Like many other states, Texas bans the carrying of concealed handguns without a license. Obtaining a license requires a background check and a gun-safety course. By long-established law, however, Texans can cite "traveling" as a defense to possession of an unlicensed handgun. But while traveling was widely understood to denote a journey of some distance, it was never defined. (Travel on planes and other interstate conveyances banning weapons falls under federal jurisdiction.)
In 2005, lawmakers sought to remove the ambiguity by declaring that anyone in a private vehicle who was not engaged in criminal activity or otherwise barred from possessing a firearm was "presumed to be traveling," and thus exempt from restrictions on concealed handguns.
The problem came with the fact that a number of county and district attorneys didn't agree with the law. In spite of what the legislature had to say on the matter, they instructed police to seize any weapons found and to arrest the driver. As one DA put it "The presumption of innocence does not make the person innocent."

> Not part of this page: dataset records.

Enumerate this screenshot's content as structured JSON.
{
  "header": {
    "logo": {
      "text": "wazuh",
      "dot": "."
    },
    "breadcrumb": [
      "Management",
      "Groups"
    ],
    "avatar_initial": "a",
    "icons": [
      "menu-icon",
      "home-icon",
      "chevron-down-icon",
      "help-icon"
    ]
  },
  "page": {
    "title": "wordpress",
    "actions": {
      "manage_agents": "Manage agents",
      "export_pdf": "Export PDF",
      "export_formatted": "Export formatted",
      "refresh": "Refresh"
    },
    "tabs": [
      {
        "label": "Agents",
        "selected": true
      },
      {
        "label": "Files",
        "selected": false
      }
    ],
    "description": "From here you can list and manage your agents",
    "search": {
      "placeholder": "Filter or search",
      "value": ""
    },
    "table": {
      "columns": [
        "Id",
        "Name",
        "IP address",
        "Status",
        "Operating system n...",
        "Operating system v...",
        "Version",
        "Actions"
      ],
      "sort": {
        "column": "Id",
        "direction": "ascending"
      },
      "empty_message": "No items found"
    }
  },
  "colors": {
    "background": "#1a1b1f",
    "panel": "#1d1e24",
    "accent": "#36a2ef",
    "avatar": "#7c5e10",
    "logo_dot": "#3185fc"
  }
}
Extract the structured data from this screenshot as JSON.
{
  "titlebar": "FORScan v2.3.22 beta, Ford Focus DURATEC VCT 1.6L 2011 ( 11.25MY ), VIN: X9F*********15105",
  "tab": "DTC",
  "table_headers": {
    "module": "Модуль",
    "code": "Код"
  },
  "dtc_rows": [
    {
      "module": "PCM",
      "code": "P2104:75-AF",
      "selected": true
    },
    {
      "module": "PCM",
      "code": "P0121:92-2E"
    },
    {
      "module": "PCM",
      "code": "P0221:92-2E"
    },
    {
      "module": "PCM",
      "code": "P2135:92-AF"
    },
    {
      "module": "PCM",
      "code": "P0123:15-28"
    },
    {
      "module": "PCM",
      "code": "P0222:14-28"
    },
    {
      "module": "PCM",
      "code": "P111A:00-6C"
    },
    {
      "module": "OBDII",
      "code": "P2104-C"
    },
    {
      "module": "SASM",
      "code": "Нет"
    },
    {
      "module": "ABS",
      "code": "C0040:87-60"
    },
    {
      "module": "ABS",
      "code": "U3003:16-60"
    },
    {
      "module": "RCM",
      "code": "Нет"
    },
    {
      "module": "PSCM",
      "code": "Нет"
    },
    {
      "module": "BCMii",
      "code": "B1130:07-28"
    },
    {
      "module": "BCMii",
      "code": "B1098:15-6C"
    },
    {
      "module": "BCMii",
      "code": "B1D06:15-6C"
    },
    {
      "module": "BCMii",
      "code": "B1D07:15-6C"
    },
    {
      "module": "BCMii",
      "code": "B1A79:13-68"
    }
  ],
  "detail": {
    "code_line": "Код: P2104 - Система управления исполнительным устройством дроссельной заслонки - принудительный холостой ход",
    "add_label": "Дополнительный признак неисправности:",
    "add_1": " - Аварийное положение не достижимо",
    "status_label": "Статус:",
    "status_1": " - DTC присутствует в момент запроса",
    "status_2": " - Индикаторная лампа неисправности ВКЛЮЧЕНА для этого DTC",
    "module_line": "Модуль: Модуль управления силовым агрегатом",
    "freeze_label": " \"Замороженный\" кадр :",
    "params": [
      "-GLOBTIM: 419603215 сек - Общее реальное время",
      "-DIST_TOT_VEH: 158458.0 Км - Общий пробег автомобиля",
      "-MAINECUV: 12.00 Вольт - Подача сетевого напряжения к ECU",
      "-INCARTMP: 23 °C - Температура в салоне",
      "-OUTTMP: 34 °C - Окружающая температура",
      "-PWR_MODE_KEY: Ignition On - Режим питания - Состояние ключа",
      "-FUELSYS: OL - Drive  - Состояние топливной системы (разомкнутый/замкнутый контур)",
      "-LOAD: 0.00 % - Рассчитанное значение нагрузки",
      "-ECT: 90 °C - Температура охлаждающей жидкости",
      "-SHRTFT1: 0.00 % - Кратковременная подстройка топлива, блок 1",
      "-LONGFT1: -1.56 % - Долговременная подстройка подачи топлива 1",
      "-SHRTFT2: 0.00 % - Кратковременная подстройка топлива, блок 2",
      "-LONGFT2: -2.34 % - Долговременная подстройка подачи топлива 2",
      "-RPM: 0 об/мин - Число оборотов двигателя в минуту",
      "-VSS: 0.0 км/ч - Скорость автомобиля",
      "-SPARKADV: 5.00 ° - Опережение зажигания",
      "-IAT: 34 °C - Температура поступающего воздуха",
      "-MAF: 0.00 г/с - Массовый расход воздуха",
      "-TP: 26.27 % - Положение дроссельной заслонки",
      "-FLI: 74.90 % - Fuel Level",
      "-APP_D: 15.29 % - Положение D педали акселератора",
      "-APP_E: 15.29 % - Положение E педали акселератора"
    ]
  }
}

Needless to say, this hasn't gone over well with either gun owners or the legislature, who thought that they made the matter pretty clear. And to highlight the threat of inappropriate arrest and prosecution, the Texas ACLU and the NRA affiliate decided to work together to produce a report titled Above the Law: How Texas prosecutors are placing their own judgment over that of the Legislature and the law of the land.
From the .pdf:

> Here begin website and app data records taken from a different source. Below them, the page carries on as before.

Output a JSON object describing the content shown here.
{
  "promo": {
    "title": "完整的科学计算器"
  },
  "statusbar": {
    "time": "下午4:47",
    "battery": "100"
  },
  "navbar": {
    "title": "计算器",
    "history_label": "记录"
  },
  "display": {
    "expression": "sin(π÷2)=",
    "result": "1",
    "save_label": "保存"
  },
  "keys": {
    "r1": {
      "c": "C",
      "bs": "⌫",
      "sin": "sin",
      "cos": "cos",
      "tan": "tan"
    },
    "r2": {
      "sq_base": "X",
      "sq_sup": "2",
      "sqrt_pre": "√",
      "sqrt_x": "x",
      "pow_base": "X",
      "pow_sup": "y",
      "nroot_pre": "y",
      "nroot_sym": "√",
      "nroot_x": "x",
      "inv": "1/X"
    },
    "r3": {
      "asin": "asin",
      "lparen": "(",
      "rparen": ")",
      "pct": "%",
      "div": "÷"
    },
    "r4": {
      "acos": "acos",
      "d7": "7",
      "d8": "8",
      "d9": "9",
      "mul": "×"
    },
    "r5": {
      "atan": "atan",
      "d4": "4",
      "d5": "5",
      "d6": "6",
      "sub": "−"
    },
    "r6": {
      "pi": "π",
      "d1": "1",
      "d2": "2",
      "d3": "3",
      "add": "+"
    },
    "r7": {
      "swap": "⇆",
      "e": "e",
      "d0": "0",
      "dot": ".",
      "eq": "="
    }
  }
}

The ACLU, TCJC and TSRA:
Common ground in defense of the law and the constitution
The ACLU of Texas, the Texas Criminal Justice Coalition TCJC) and the Texas State Rifle Association (TSRA) came together to spotlight unlawful, unnecessary governmental encroachment on average law-abiding citizens. TSRA and the National Rifle Association advocated for HB 823 in 2005, and its members remain keenly interested. TCJC and the ACLU believe that Texas incarcerates too many people already for nonviolent conduct, and that unnecessary incarceration of nonviolent Texans harms both public safety and civil liberties. Even after HB 823, Texans still are subjected to stop, interrogation and possible arrest. The 80th Texas Legislature should end the confusion by changing that "presumption" to a definition and requiring written consent for searches at Texas traffic stops.
And odd combination? Perhaps. But perhaps not. From the NYT article:
Alice Tripp, the legislative director for the rifle association, conceded that the groups had been seen as an odd couple. "Everybody kind of went, ‘Oh my God, what’s the A.C.L.U. doing here with the gun people?’ " Ms. Tripp said. But she said they had found common ground on self-defense as an endangered liberty.
I myself am a member of the ACLU (even though I don't agree with the national organization's tendencies to see the 2nd Amendment as a 'collective right') and the NRA (even though I don't agree with a number of their policies) - because I see the two oganizations working to protect the Bill of Rights, which I consider to be both a progressive goal and in the best interested of the Democratic party.
Self defense is a basic liberty, and no tin-horn County Attorney should have the right to trample that liberty in non-compliance with the law of the state. It would be very much like a County Attorney in state where GLBT marriage is allowed telling police to arrest said couples if they lived together. Or a County Attorney telling police to arrest blacks who wanted to register to vote.